When WikiLeaks released hundreds of thousands of classified documents on the wars in Iraq and Afghanistan and State Department memos, the world was forced to consider, How much do we trust our governments?

WikiLeaks, a whistleblowing website, says “We believe that transparency in government activities leads to reduced corruption, better government, and stronger democracies. All governments can benefit from increased scrutiny by the world community, as well as their own people. We believe this scrutiny requires information.” In the past, WikiLeaks had published information on pollution dumping off the coast of Kenya, a video of an American helicopter attack in Baghdad that killed twelve people, including two Reuter’s journalists, protocol in Guantanamo Bay, and e-mails from Sarah Palin’s personal account.

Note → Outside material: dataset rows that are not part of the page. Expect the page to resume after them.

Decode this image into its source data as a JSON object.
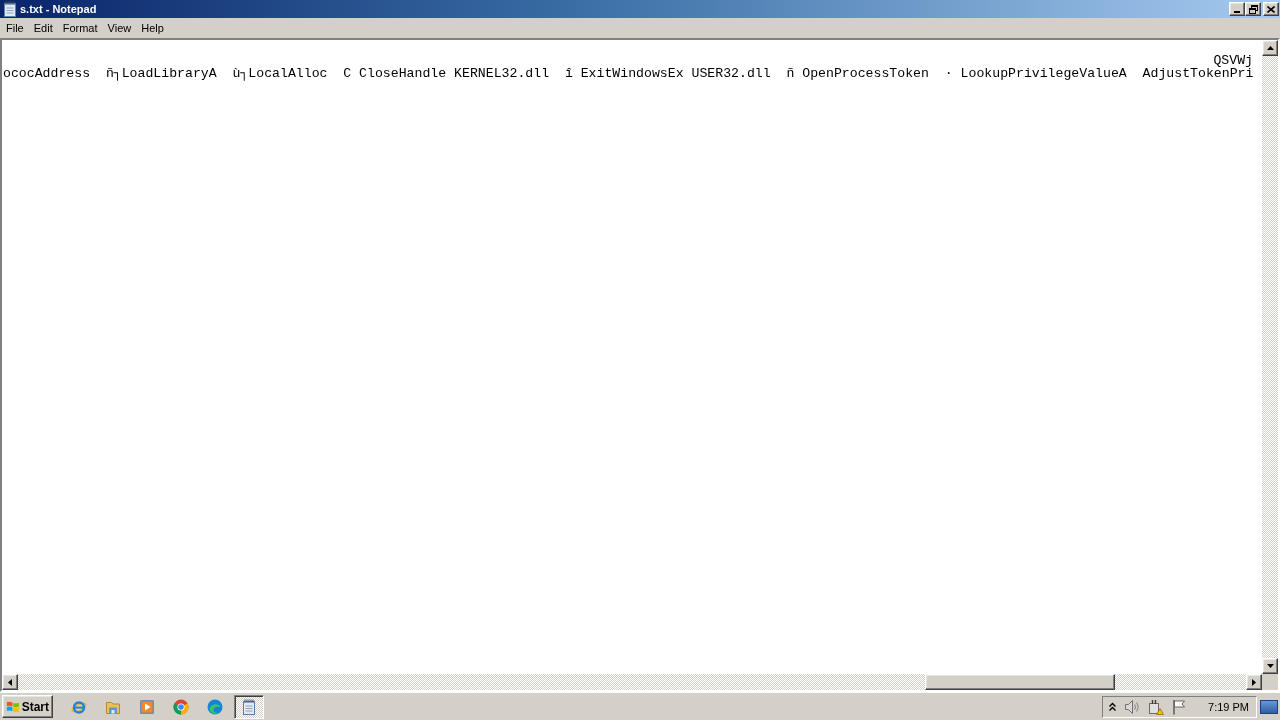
{
  "window": {
    "title": "s.txt - Notepad"
  },
  "menu_bar": [
    "File",
    "Edit",
    "Format",
    "View",
    "Help"
  ],
  "editor": {
    "lines": [
      {
        "kind": "tail",
        "text": "QSVWj"
      },
      {
        "kind": "full",
        "text": "ococAddress  ñ┐LoadLibraryA  ù┐LocalAlloc  C CloseHandle KERNEL32.dll  î ExitWindowsEx USER32.dll  ñ OpenProcessToken  · LookupPrivilegeValueA  AdjustTokenPri"
      }
    ]
  },
  "taskbar": {
    "start_button": "Start",
    "tasks": [
      {
        "kind": "notepad",
        "selected": true
      }
    ],
    "clock": "7:19 PM"
  }
}
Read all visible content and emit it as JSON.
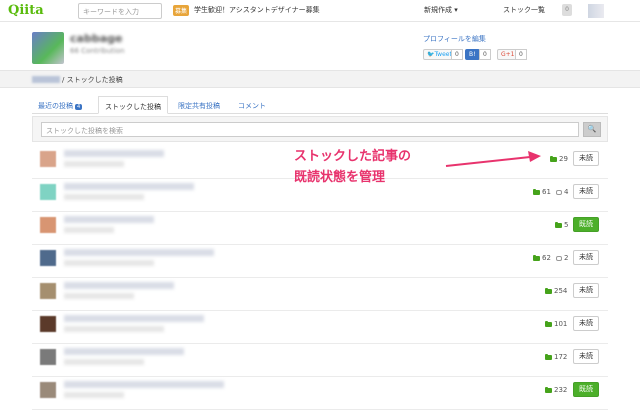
{
  "header": {
    "logo": "Qiita",
    "search_placeholder": "キーワードを入力",
    "promo_badge": "募集",
    "promo_text": "学生歓迎！アシスタントデザイナー募集",
    "nav_new": "新規作成 ▾",
    "nav_stock": "ストック一覧",
    "notification_count": "0"
  },
  "profile": {
    "username": "cabbage",
    "contribution": "66 Contribution",
    "edit_link": "プロフィールを編集",
    "tweet_label": "Tweet",
    "tweet_count": "0",
    "b_count": "0",
    "gplus_label": "G+1",
    "gplus_count": "0"
  },
  "breadcrumb": {
    "current": "/ ストックした投稿"
  },
  "tabs": [
    {
      "label": "最近の投稿",
      "count": "4"
    },
    {
      "label": "ストックした投稿"
    },
    {
      "label": "限定共有投稿"
    },
    {
      "label": "コメント"
    }
  ],
  "stock_search": {
    "placeholder": "ストックした投稿を検索",
    "button_icon": "search-icon"
  },
  "rows": [
    {
      "stocks": "29",
      "comments": "",
      "state": "未読",
      "avatar_color": "#d9a48a"
    },
    {
      "stocks": "61",
      "comments": "4",
      "state": "未読",
      "avatar_color": "#7fd3c3"
    },
    {
      "stocks": "5",
      "comments": "",
      "state": "既読",
      "avatar_color": "#d89572"
    },
    {
      "stocks": "62",
      "comments": "2",
      "state": "未読",
      "avatar_color": "#4f6a8c"
    },
    {
      "stocks": "254",
      "comments": "",
      "state": "未読",
      "avatar_color": "#a58f6f"
    },
    {
      "stocks": "101",
      "comments": "",
      "state": "未読",
      "avatar_color": "#5b3a2a"
    },
    {
      "stocks": "172",
      "comments": "",
      "state": "未読",
      "avatar_color": "#7a7a7a"
    },
    {
      "stocks": "232",
      "comments": "",
      "state": "既読",
      "avatar_color": "#9a8a7a"
    }
  ],
  "annotation": {
    "line1": "ストックした記事の",
    "line2": "既読状態を管理",
    "color": "#e8336d"
  },
  "colors": {
    "accent": "#59bb0c",
    "read_button": "#4caf2a",
    "link": "#3b74c4"
  }
}
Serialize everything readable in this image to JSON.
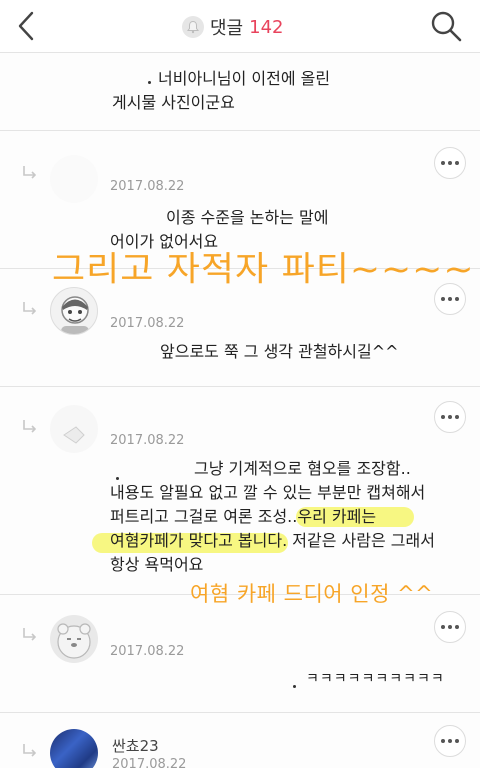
{
  "header": {
    "title": "댓글",
    "count": "142"
  },
  "comments": [
    {
      "line1": "너비아니님이 이전에 올린",
      "line2": "게시물 사진이군요"
    },
    {
      "date": "2017.08.22",
      "line1": "이종 수준을 논하는 말에",
      "line2": "어이가 없어서요"
    },
    {
      "date": "2017.08.22",
      "line1": "앞으로도 쭉 그 생각 관철하시길^^"
    },
    {
      "date": "2017.08.22",
      "line1": "그냥 기계적으로 혐오를 조장함..",
      "line2": "내용도 알필요 없고 깔 수 있는 부분만 캡쳐해서",
      "line3": "퍼트리고 그걸로 여론 조성..우리 카페는",
      "line4": "여혐카페가 맞다고 봅니다. 저같은 사람은 그래서",
      "line5": "항상 욕먹어요"
    },
    {
      "date": "2017.08.22",
      "line1": "ㅋㅋㅋㅋㅋㅋㅋㅋㅋㅋ"
    },
    {
      "name": "싼쵸23",
      "date": "2017.08.22"
    }
  ],
  "annotations": {
    "big": "그리고 자적자 파티~~~~",
    "small": "여혐 카페 드디어 인정 ^^",
    "color": "#f7a528"
  },
  "colors": {
    "accent": "#e8435c",
    "highlight": "#f4f458"
  }
}
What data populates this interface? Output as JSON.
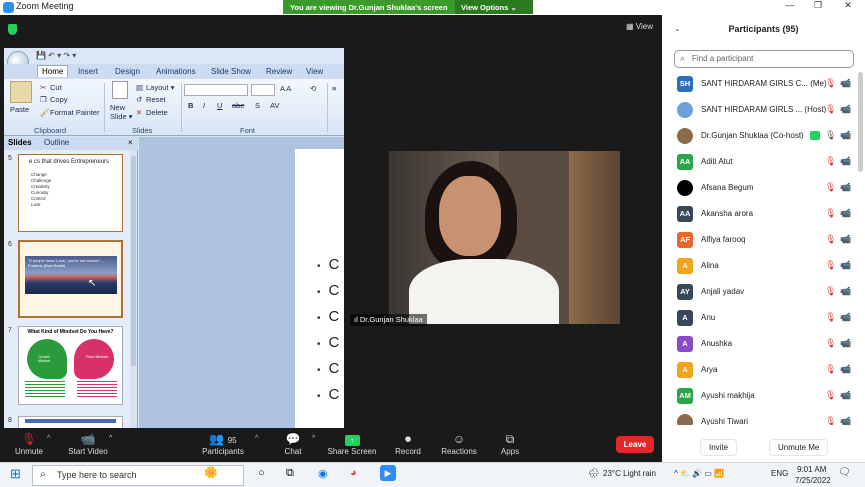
{
  "window": {
    "title": "Zoom Meeting",
    "min": "—",
    "max": "❐",
    "close": "✕"
  },
  "banner": {
    "message": "You are viewing Dr.Gunjan Shuklaa's screen",
    "view_options": "View Options ⌄"
  },
  "view_button": "▦ View",
  "ppt": {
    "qat": "💾 ↶ ▾ ↷ ▾",
    "tabs": [
      "Home",
      "Insert",
      "Design",
      "Animations",
      "Slide Show",
      "Review",
      "View"
    ],
    "clipboard": {
      "paste": "Paste",
      "cut": "Cut",
      "copy": "Copy",
      "format_painter": "Format Painter",
      "label": "Clipboard"
    },
    "slides": {
      "new_slide": "New Slide ▾",
      "layout": "Layout ▾",
      "reset": "Reset",
      "delete": "Delete",
      "label": "Slides"
    },
    "font": {
      "label": "Font",
      "buttons": [
        "B",
        "I",
        "U",
        "abe",
        "S",
        "AV"
      ]
    },
    "pane_tabs": [
      "Slides",
      "Outline"
    ],
    "pane_close": "×",
    "thumb5": {
      "num": "5",
      "title": "e cs that drives Entrepreneurs",
      "items": [
        "Change",
        "Challenge",
        "Creativity",
        "Curiosity",
        "Control",
        "Luck"
      ]
    },
    "thumb6": {
      "num": "6",
      "text": "\"If people have 'Luck', you're not learner\" – Frederic (Bus Model)"
    },
    "thumb7": {
      "num": "7",
      "title": "What Kind of Mindset Do You Have?",
      "left": "Growth Mindset",
      "right": "Fixed Mindset"
    },
    "thumb8": {
      "num": "8"
    },
    "bullets": [
      "C",
      "C",
      "C",
      "C",
      "C",
      "C"
    ]
  },
  "video": {
    "name": "Dr.Gunjan Shuklaa",
    "signal_icon": "ıl"
  },
  "toolbar": {
    "unmute": "Unmute",
    "start_video": "Start Video",
    "participants": "Participants",
    "participants_count": "95",
    "chat": "Chat",
    "share_screen": "Share Screen",
    "record": "Record",
    "reactions": "Reactions",
    "apps": "Apps",
    "leave": "Leave",
    "share_color": "#23d160",
    "leave_color": "#e02828"
  },
  "panel": {
    "title": "Participants (95)",
    "search_placeholder": "Find a participant",
    "participants": [
      {
        "initials": "SH",
        "name": "SANT HIRDARAM GIRLS C... (Me)",
        "color": "#2d6fb8"
      },
      {
        "initials": "",
        "name": "SANT HIRDARAM GIRLS ... (Host)",
        "color": "#6ca0d8"
      },
      {
        "initials": "",
        "name": "Dr.Gunjan Shuklaa (Co-host)",
        "color": "#8a6a4a"
      },
      {
        "initials": "AA",
        "name": "Aditi Atut",
        "color": "#2aa64a"
      },
      {
        "initials": "",
        "name": "Afsana Begum",
        "color": "#000000"
      },
      {
        "initials": "AA",
        "name": "Akansha arora",
        "color": "#38475a"
      },
      {
        "initials": "AF",
        "name": "Alfiya farooq",
        "color": "#e8682a"
      },
      {
        "initials": "A",
        "name": "Alina",
        "color": "#f0a51a"
      },
      {
        "initials": "AY",
        "name": "Anjali yadav",
        "color": "#38475a"
      },
      {
        "initials": "A",
        "name": "Anu",
        "color": "#38475a"
      },
      {
        "initials": "A",
        "name": "Anushka",
        "color": "#8a4ac8"
      },
      {
        "initials": "A",
        "name": "Arya",
        "color": "#f0a51a"
      },
      {
        "initials": "AM",
        "name": "Ayushi makhija",
        "color": "#2aa64a"
      },
      {
        "initials": "",
        "name": "Ayushi Tiwari",
        "color": "#8a6a4a"
      }
    ],
    "invite": "Invite",
    "unmute_me": "Unmute Me"
  },
  "taskbar": {
    "search_placeholder": "Type here to search",
    "weather": "23°C Light rain",
    "lang": "ENG",
    "time": "9:01 AM",
    "date": "7/25/2022"
  }
}
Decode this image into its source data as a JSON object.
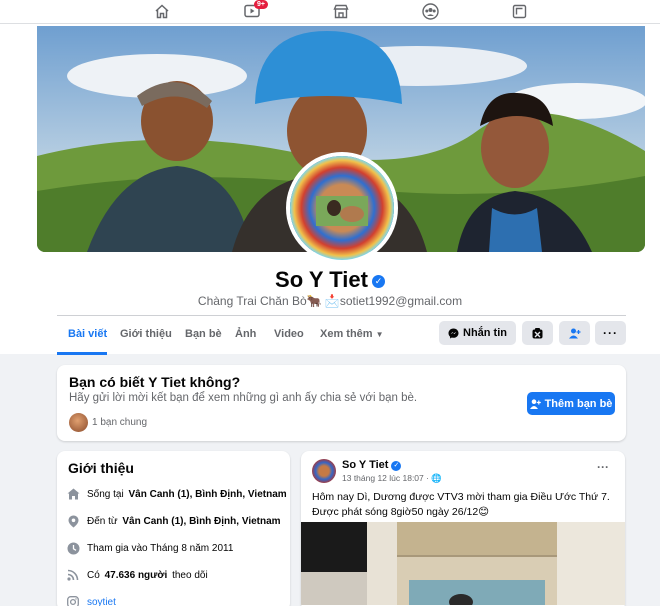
{
  "nav": {
    "icons": [
      "home-icon",
      "watch-icon",
      "marketplace-icon",
      "groups-icon",
      "gaming-icon"
    ],
    "watch_badge": "9+"
  },
  "profile": {
    "name": "So Y Tiet",
    "bio": "Chàng Trai Chăn Bò🐂 📩sotiet1992@gmail.com"
  },
  "tabs": [
    {
      "label": "Bài viết"
    },
    {
      "label": "Giới thiệu"
    },
    {
      "label": "Bạn bè"
    },
    {
      "label": "Ảnh"
    },
    {
      "label": "Video"
    },
    {
      "label": "Xem thêm"
    }
  ],
  "actions": {
    "message_label": "Nhắn tin"
  },
  "know_card": {
    "title": "Bạn có biết Y Tiet không?",
    "subtitle": "Hãy gửi lời mời kết bạn để xem những gì anh ấy chia sẻ với bạn bè.",
    "mutual": "1 bạn chung",
    "add_friend_label": "Thêm bạn bè"
  },
  "intro": {
    "title": "Giới thiệu",
    "lives_prefix": "Sống tại",
    "lives_place": "Vân Canh (1), Bình Định, Vietnam",
    "from_prefix": "Đến từ",
    "from_place": "Vân Canh (1), Bình Định, Vietnam",
    "joined": "Tham gia vào Tháng 8 năm 2011",
    "followers_prefix": "Có",
    "followers_count": "47.636 người",
    "followers_suffix": "theo dõi",
    "instagram": "soytiet"
  },
  "post": {
    "author": "So Y Tiet",
    "time": "13 tháng 12 lúc 18:07 · 🌐",
    "text": "Hôm nay Dì, Dương được VTV3 mời tham gia Điều Ước Thứ 7. Được phát sóng 8giờ50 ngày 26/12😊",
    "more": "···"
  },
  "colors": {
    "accent": "#1877f2",
    "badge": "#e41e3f",
    "page_bg": "#f0f2f5"
  }
}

The more recent classified documents and diplomatic cables were published in coordination with major newspapers, such as Le Monde, El Pais, Der Speigel, and The Guardian (who shared with the New York Times).
[Read more…]

Fashion with a Breath of Fresh Air

We all wear them: Clothes. We use them to keep warm, exercise, define ourselves, make political statements, but can we also use them to clean up our environment? In an unlikely collaboration, successful fashion designer Helen Storey and polymer chemist Tony Ryan have collaborated to create the world’s first air purifying clothing.


 
 
 
The science has already been used to create self-cleaning windows and paints. When nanoparticles of titanium dioxide come into contact with ultraviolet light, it causes pollutants to break down. By applying this to clothing, this technology can clean the air as we move through it, especially in urban areas, where pollution can cause severe health problems.

 
 
 

What is innovative about Catalytic Clothing, however, is not just the science, but also the democracy of the idea. Rather than attaching the technology to a specific brand, Catalytic Clothing is working with Ecover, a company that makes ecologically friendly cleaning products, to be sold as a fabric softener. Instead of needing a new wardrobe, your existing clothes can be transformed into mobile air purifiers when they are washed. Professor Helen Storey told CNN, “We are empowering people’s existing wardrobes with a technology that will allow them to have a significant impact on the quality of air we breathe.”

the technology works particularly well on jeans

Catylitic Clothing expects to be on the market in the next two years, and is putting forth a series of cultural and artistic demonstrations, such as the “Field of Jeans,” above, to raise awareness about how science and fashion have collaborated to create environmental innovation.